• Problem: Locate the word "Vorname" in the entries below, then gather every line that holds it.

• Entries from a dataset of interfaces:
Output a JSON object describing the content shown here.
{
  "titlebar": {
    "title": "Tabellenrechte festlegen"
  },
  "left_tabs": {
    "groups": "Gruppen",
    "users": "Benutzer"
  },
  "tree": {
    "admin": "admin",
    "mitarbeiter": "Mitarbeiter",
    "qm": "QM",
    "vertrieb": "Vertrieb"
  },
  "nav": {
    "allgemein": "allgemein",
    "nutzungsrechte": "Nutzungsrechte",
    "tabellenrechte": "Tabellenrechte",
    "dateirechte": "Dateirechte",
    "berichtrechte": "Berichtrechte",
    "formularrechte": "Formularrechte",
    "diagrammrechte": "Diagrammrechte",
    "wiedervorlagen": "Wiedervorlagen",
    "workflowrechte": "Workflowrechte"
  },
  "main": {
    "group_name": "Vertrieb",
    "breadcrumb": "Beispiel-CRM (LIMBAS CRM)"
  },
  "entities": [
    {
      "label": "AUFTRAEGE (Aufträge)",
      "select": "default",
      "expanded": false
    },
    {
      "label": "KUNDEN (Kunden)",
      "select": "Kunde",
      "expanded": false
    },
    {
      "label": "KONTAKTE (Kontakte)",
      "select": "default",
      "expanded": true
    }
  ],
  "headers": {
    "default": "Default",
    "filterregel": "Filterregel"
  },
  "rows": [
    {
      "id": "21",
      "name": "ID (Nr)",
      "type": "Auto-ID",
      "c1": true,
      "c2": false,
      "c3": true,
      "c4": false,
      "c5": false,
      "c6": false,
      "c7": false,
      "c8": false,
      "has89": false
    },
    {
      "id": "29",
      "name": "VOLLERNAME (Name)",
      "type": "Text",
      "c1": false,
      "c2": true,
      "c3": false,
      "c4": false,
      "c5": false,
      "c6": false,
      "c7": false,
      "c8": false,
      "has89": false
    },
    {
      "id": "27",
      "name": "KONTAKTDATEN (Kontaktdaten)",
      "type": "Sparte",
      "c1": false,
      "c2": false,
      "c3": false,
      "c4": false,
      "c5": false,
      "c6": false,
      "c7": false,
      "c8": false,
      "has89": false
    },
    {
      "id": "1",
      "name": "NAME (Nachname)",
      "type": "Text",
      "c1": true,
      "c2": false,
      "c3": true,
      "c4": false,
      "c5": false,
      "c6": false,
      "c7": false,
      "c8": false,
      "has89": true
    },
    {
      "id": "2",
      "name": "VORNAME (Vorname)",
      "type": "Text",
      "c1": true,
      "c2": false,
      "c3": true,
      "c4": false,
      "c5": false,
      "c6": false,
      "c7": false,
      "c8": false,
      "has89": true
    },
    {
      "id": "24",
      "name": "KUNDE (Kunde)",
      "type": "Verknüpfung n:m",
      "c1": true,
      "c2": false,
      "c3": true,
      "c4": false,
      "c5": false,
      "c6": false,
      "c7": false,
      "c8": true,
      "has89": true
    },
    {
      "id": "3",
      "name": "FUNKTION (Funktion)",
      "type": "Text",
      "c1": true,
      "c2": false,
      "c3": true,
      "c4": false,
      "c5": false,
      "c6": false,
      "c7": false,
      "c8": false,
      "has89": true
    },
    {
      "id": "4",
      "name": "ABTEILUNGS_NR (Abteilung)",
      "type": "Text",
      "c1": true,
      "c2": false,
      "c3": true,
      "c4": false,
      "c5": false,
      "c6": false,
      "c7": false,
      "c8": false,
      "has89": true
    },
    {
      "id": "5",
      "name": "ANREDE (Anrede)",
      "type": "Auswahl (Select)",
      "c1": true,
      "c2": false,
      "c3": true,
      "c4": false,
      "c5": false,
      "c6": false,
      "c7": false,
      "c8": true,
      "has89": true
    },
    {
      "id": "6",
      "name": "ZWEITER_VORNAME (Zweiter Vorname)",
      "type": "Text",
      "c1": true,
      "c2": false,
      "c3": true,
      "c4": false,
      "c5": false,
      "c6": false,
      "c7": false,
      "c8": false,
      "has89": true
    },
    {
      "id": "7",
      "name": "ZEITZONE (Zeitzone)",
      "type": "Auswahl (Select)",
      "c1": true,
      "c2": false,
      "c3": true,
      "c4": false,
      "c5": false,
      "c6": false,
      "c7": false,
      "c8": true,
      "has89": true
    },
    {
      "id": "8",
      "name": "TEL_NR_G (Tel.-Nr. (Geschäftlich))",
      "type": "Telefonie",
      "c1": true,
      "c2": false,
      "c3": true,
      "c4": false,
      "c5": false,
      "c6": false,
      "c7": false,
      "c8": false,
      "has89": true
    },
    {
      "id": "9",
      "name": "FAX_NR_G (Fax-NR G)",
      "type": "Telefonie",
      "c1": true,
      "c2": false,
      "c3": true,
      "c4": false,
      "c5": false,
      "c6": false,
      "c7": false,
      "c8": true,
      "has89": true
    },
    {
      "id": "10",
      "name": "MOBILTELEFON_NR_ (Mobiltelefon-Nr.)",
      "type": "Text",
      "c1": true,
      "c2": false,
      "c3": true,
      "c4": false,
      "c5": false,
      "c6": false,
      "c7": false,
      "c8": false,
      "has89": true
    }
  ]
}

• Solved exercise:
      "name": "VORNAME (Vorname)",
      "name": "ZWEITER_VORNAME (Zweiter Vorname)",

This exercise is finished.